You are facing a vastly different future of work than your parents. How can you better prepare for the world of work of the future? It’s not as hard as you might think…
- It starts with you working out what you like doing – what are you good at? what do you enjoy? Thinking about this will help you to start exploring what’s out there and how you can make school more interesting to help you finish. Work in the future will be high-skilled, and finishing school will still get you better and higher paid work. But that can include trades, and there are heaps of options. Jump online and start exploring these fantastic sites written by and for young people: https://year13.com.au/ or https://myfuture.edu.au/.
- Second, work out if you are getting the right skills for future jobs.

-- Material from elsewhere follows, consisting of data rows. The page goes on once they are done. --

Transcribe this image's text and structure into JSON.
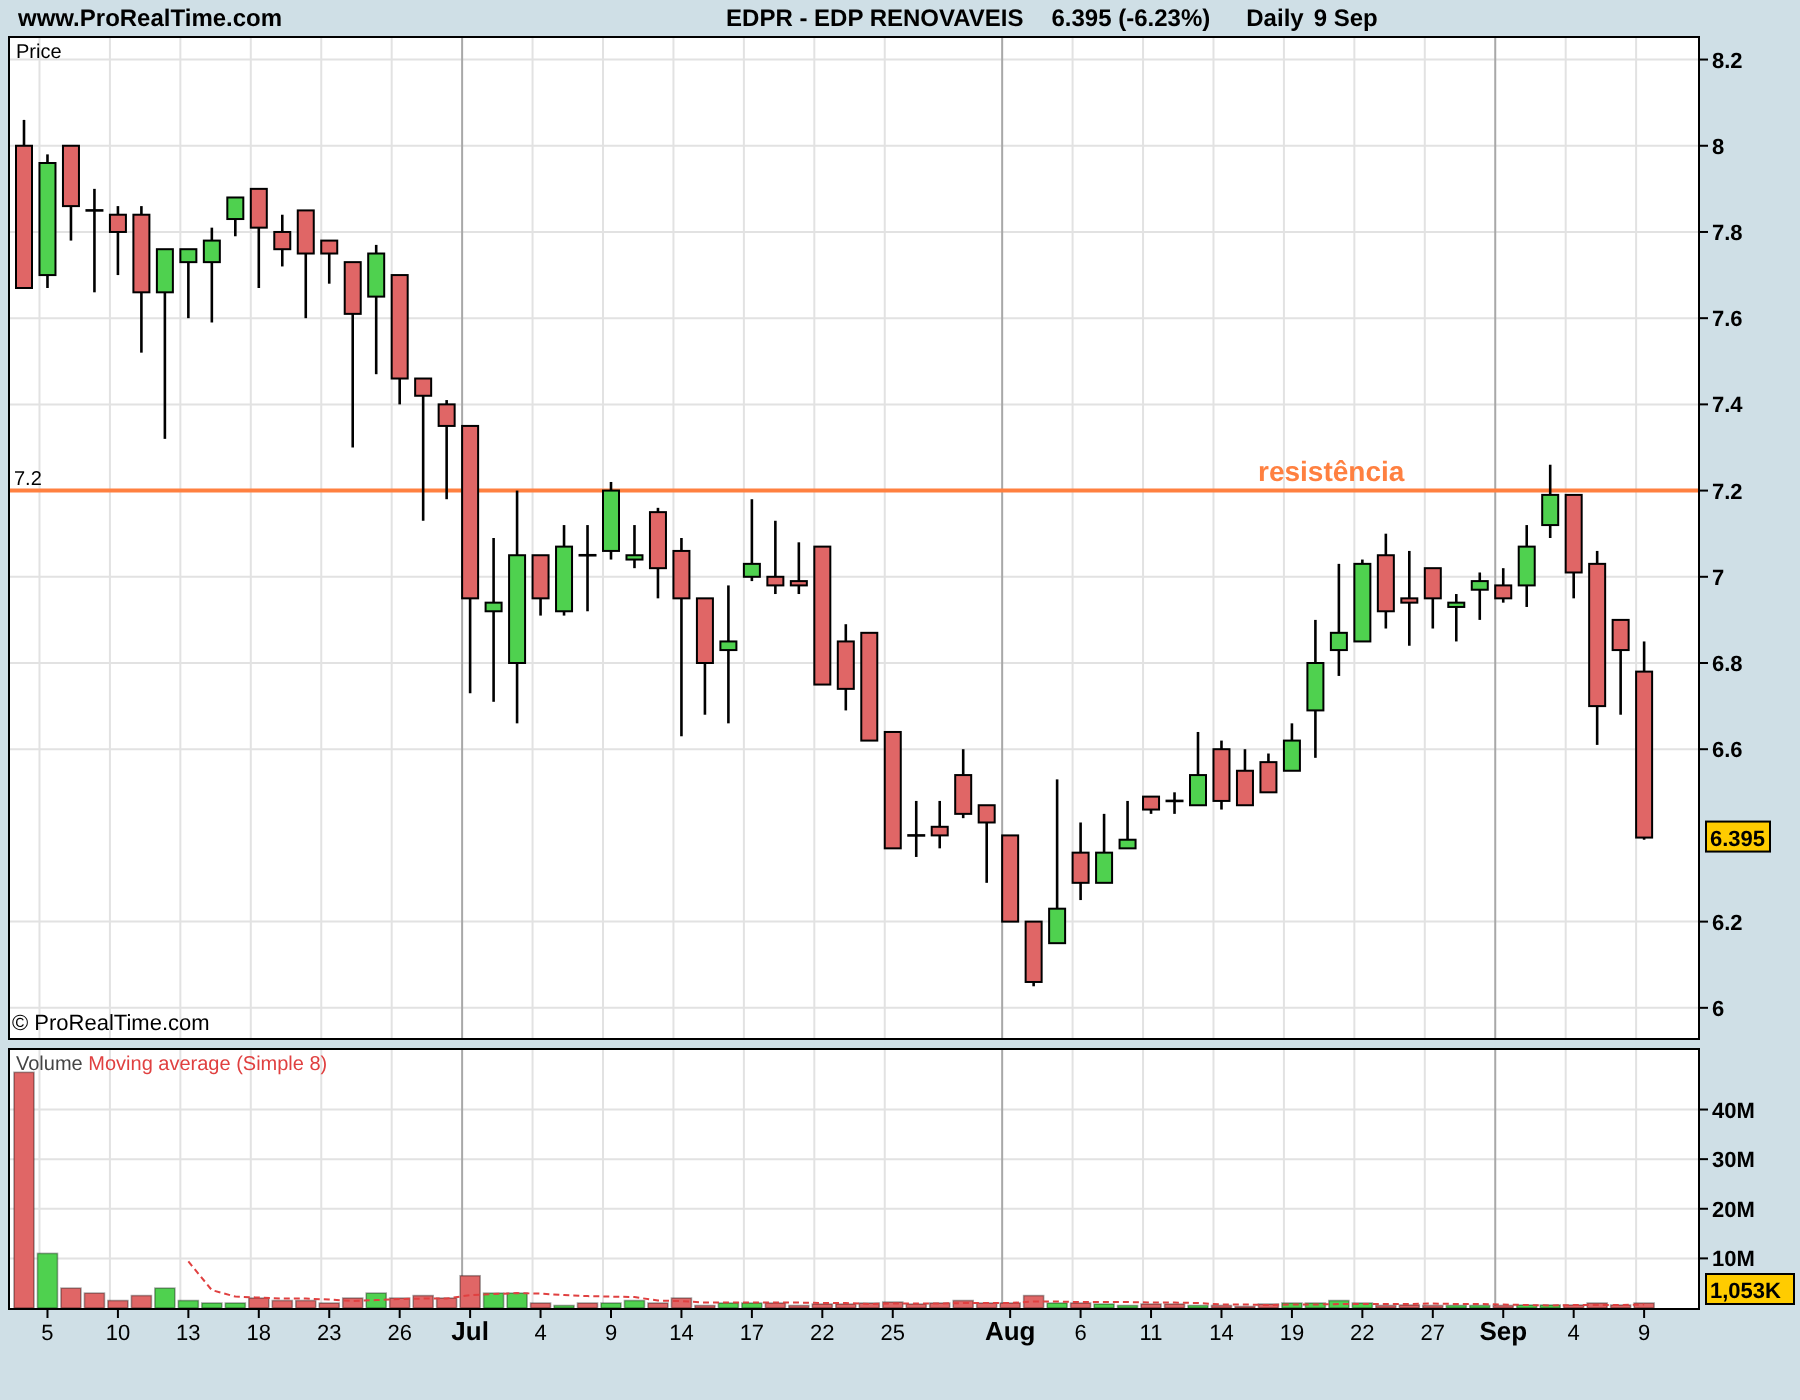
{
  "header": {
    "site": "www.ProRealTime.com",
    "title": "EDPR - EDP RENOVAVEIS",
    "quote": "6.395 (-6.23%)",
    "period": "Daily",
    "date": "9 Sep"
  },
  "price_panel": {
    "copyright": "© ProRealTime.com",
    "last_price": "6.395",
    "line_label": "7.2",
    "chart_data": {
      "type": "candlestick",
      "title": "Price",
      "grid": true,
      "ohlc": [
        [
          8.0,
          8.06,
          7.67,
          7.67
        ],
        [
          7.7,
          7.98,
          7.67,
          7.96
        ],
        [
          8.0,
          8.0,
          7.78,
          7.86
        ],
        [
          7.85,
          7.9,
          7.66,
          7.85
        ],
        [
          7.84,
          7.86,
          7.7,
          7.8
        ],
        [
          7.84,
          7.86,
          7.52,
          7.66
        ],
        [
          7.66,
          7.76,
          7.32,
          7.76
        ],
        [
          7.73,
          7.76,
          7.6,
          7.76
        ],
        [
          7.73,
          7.81,
          7.59,
          7.78
        ],
        [
          7.83,
          7.88,
          7.79,
          7.88
        ],
        [
          7.9,
          7.9,
          7.67,
          7.81
        ],
        [
          7.8,
          7.84,
          7.72,
          7.76
        ],
        [
          7.85,
          7.85,
          7.6,
          7.75
        ],
        [
          7.78,
          7.78,
          7.68,
          7.75
        ],
        [
          7.73,
          7.73,
          7.3,
          7.61
        ],
        [
          7.65,
          7.77,
          7.47,
          7.75
        ],
        [
          7.7,
          7.7,
          7.4,
          7.46
        ],
        [
          7.46,
          7.46,
          7.13,
          7.42
        ],
        [
          7.4,
          7.41,
          7.18,
          7.35
        ],
        [
          7.35,
          7.35,
          6.73,
          6.95
        ],
        [
          6.92,
          7.09,
          6.71,
          6.94
        ],
        [
          6.8,
          7.2,
          6.66,
          7.05
        ],
        [
          7.05,
          7.05,
          6.91,
          6.95
        ],
        [
          6.92,
          7.12,
          6.91,
          7.07
        ],
        [
          7.05,
          7.12,
          6.92,
          7.05
        ],
        [
          7.06,
          7.22,
          7.04,
          7.2
        ],
        [
          7.04,
          7.12,
          7.02,
          7.05
        ],
        [
          7.15,
          7.16,
          6.95,
          7.02
        ],
        [
          7.06,
          7.09,
          6.63,
          6.95
        ],
        [
          6.95,
          6.95,
          6.68,
          6.8
        ],
        [
          6.83,
          6.98,
          6.66,
          6.85
        ],
        [
          7.0,
          7.18,
          6.99,
          7.03
        ],
        [
          7.0,
          7.13,
          6.96,
          6.98
        ],
        [
          6.99,
          7.08,
          6.96,
          6.98
        ],
        [
          7.07,
          7.07,
          6.75,
          6.75
        ],
        [
          6.85,
          6.89,
          6.69,
          6.74
        ],
        [
          6.87,
          6.87,
          6.62,
          6.62
        ],
        [
          6.64,
          6.64,
          6.37,
          6.37
        ],
        [
          6.4,
          6.48,
          6.35,
          6.4
        ],
        [
          6.42,
          6.48,
          6.37,
          6.4
        ],
        [
          6.54,
          6.6,
          6.44,
          6.45
        ],
        [
          6.47,
          6.47,
          6.29,
          6.43
        ],
        [
          6.4,
          6.4,
          6.2,
          6.2
        ],
        [
          6.2,
          6.2,
          6.05,
          6.06
        ],
        [
          6.15,
          6.53,
          6.15,
          6.23
        ],
        [
          6.36,
          6.43,
          6.25,
          6.29
        ],
        [
          6.29,
          6.45,
          6.29,
          6.36
        ],
        [
          6.37,
          6.48,
          6.37,
          6.39
        ],
        [
          6.49,
          6.49,
          6.45,
          6.46
        ],
        [
          6.48,
          6.5,
          6.45,
          6.48
        ],
        [
          6.47,
          6.64,
          6.47,
          6.54
        ],
        [
          6.6,
          6.62,
          6.46,
          6.48
        ],
        [
          6.55,
          6.6,
          6.47,
          6.47
        ],
        [
          6.57,
          6.59,
          6.5,
          6.5
        ],
        [
          6.55,
          6.66,
          6.55,
          6.62
        ],
        [
          6.69,
          6.9,
          6.58,
          6.8
        ],
        [
          6.83,
          7.03,
          6.77,
          6.87
        ],
        [
          6.85,
          7.04,
          6.85,
          7.03
        ],
        [
          7.05,
          7.1,
          6.88,
          6.92
        ],
        [
          6.95,
          7.06,
          6.84,
          6.94
        ],
        [
          7.02,
          7.02,
          6.88,
          6.95
        ],
        [
          6.93,
          6.96,
          6.85,
          6.94
        ],
        [
          6.97,
          7.01,
          6.9,
          6.99
        ],
        [
          6.98,
          7.02,
          6.94,
          6.95
        ],
        [
          6.98,
          7.12,
          6.93,
          7.07
        ],
        [
          7.12,
          7.26,
          7.09,
          7.19
        ],
        [
          7.19,
          7.19,
          6.95,
          7.01
        ],
        [
          7.03,
          7.06,
          6.61,
          6.7
        ],
        [
          6.9,
          6.9,
          6.68,
          6.83
        ],
        [
          6.78,
          6.85,
          6.39,
          6.395
        ]
      ],
      "ylim": [
        5.93,
        8.25
      ],
      "yticks": [
        6,
        6.2,
        6.6,
        6.8,
        7,
        7.2,
        7.4,
        7.6,
        7.8,
        8,
        8.2
      ],
      "ref_lines": [
        {
          "axis": "y",
          "value": 7.2,
          "label": "resistência"
        }
      ]
    }
  },
  "volume_panel": {
    "last_volume": "1,053K",
    "chart_data": {
      "type": "bar",
      "grid": true,
      "series": [
        {
          "name": "Volume",
          "colors": [
            "#e06666",
            "#4fd14f",
            "#e06666",
            "#e06666",
            "#e06666",
            "#e06666",
            "#4fd14f",
            "#4fd14f",
            "#4fd14f",
            "#4fd14f",
            "#e06666",
            "#e06666",
            "#e06666",
            "#e06666",
            "#e06666",
            "#4fd14f",
            "#e06666",
            "#e06666",
            "#e06666",
            "#e06666",
            "#4fd14f",
            "#4fd14f",
            "#e06666",
            "#4fd14f",
            "#e06666",
            "#4fd14f",
            "#4fd14f",
            "#e06666",
            "#e06666",
            "#e06666",
            "#4fd14f",
            "#4fd14f",
            "#e06666",
            "#e06666",
            "#e06666",
            "#e06666",
            "#e06666",
            "#e06666",
            "#e06666",
            "#e06666",
            "#e06666",
            "#e06666",
            "#e06666",
            "#e06666",
            "#4fd14f",
            "#e06666",
            "#4fd14f",
            "#4fd14f",
            "#e06666",
            "#e06666",
            "#4fd14f",
            "#e06666",
            "#e06666",
            "#e06666",
            "#4fd14f",
            "#4fd14f",
            "#4fd14f",
            "#4fd14f",
            "#e06666",
            "#e06666",
            "#e06666",
            "#4fd14f",
            "#4fd14f",
            "#e06666",
            "#4fd14f",
            "#4fd14f",
            "#e06666",
            "#e06666",
            "#e06666",
            "#e06666"
          ],
          "values": [
            47.5,
            11,
            4,
            3,
            1.5,
            2.5,
            4,
            1.5,
            1,
            1,
            2,
            1.5,
            1.5,
            1,
            2,
            3,
            2,
            2.5,
            2,
            6.5,
            3,
            3,
            1,
            0.5,
            1,
            1,
            1.5,
            1,
            2,
            0.5,
            1,
            1,
            1,
            0.5,
            0.8,
            0.8,
            1,
            1.2,
            0.8,
            1,
            1.5,
            1,
            1,
            2.5,
            1,
            1,
            0.8,
            0.5,
            0.8,
            0.8,
            0.5,
            0.5,
            0.3,
            0.8,
            1,
            1,
            1.5,
            1,
            0.5,
            0.6,
            0.5,
            0.5,
            0.5,
            0.5,
            0.6,
            0.6,
            0.6,
            1,
            0.6,
            1
          ]
        },
        {
          "name": "Moving average (Simple 8)",
          "type": "line",
          "line_style": "dashed",
          "color": "#e04040",
          "values": [
            null,
            null,
            null,
            null,
            null,
            null,
            null,
            9.4,
            3.6,
            2.3,
            2.1,
            1.9,
            1.9,
            1.7,
            1.4,
            1.6,
            1.8,
            1.9,
            1.9,
            2.6,
            2.8,
            3.0,
            2.9,
            2.6,
            2.4,
            2.3,
            2.2,
            1.5,
            1.4,
            1.1,
            1.1,
            1.1,
            1.1,
            1.1,
            1.0,
            1.0,
            0.8,
            0.9,
            0.9,
            0.9,
            1.0,
            1.0,
            1.0,
            1.3,
            1.3,
            1.2,
            1.2,
            1.2,
            1.1,
            1.1,
            1.0,
            0.7,
            0.7,
            0.6,
            0.7,
            0.7,
            0.8,
            0.8,
            0.8,
            0.8,
            0.9,
            0.8,
            0.8,
            0.7,
            0.6,
            0.5,
            0.6,
            0.6,
            0.6,
            0.7
          ]
        }
      ],
      "ylim": [
        0,
        52
      ],
      "yticks": [
        {
          "value": 10,
          "label": "10M"
        },
        {
          "value": 20,
          "label": "20M"
        },
        {
          "value": 30,
          "label": "30M"
        },
        {
          "value": 40,
          "label": "40M"
        }
      ]
    }
  },
  "date_axis": {
    "groups": [
      {
        "labels": [
          {
            "label": "5",
            "kind": "day"
          },
          {
            "label": "10",
            "kind": "day"
          },
          {
            "label": "13",
            "kind": "day"
          },
          {
            "label": "18",
            "kind": "day"
          },
          {
            "label": "23",
            "kind": "day"
          },
          {
            "label": "26",
            "kind": "day"
          },
          {
            "label": "Jul",
            "kind": "month"
          },
          {
            "label": "4",
            "kind": "day"
          },
          {
            "label": "9",
            "kind": "day"
          },
          {
            "label": "14",
            "kind": "day"
          },
          {
            "label": "17",
            "kind": "day"
          },
          {
            "label": "22",
            "kind": "day"
          },
          {
            "label": "25",
            "kind": "day"
          }
        ]
      },
      {
        "labels": [
          {
            "label": "Aug",
            "kind": "month"
          },
          {
            "label": "6",
            "kind": "day"
          },
          {
            "label": "11",
            "kind": "day"
          },
          {
            "label": "14",
            "kind": "day"
          },
          {
            "label": "19",
            "kind": "day"
          },
          {
            "label": "22",
            "kind": "day"
          },
          {
            "label": "27",
            "kind": "day"
          },
          {
            "label": "Sep",
            "kind": "month"
          },
          {
            "label": "4",
            "kind": "day"
          },
          {
            "label": "9",
            "kind": "day"
          }
        ]
      }
    ]
  }
}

The best skills are the generic ones you can take across jobs (digital skills, communication, project management, creativity, working with others). You can learn these skills a million ways (and add them to your CV), for example, through:
- code clubs https://coderdojo.com/
- free online courses (google “MOOCs” like https://www.edx.org/ )
- organising your friends to challenge yourselves, for example, through the Whitelion Eureka Climb https://www.eurekaclimb.com.au/ or three peaks challenge https://www.mycause.com.au/events/threepeakschallenge
- grabbing some friends to make something – an event, radio show, a short film, a sporting match, fix up a car, a gamers challenge… the possibilities are endless.
- Finally, and to overcome the main reason young people are disadvantaged in labour markets, you need work experience (and job search, job application and interviewing skills, etc). Jump online at 100ways.com.au. You’ll be surprised by the opportunities your community is offering.
The best thing to do to prepare for the future is to do something! Don’t be afraid to talk to people around you – you’ll be surprised who will want to help – and the fun things they might know about that you can do.
Jeanette Pope is a freelancer and expert on young people and the future of work. She is helping out at CRLLEN and writing some articles for us to stimulate discussion around these issues.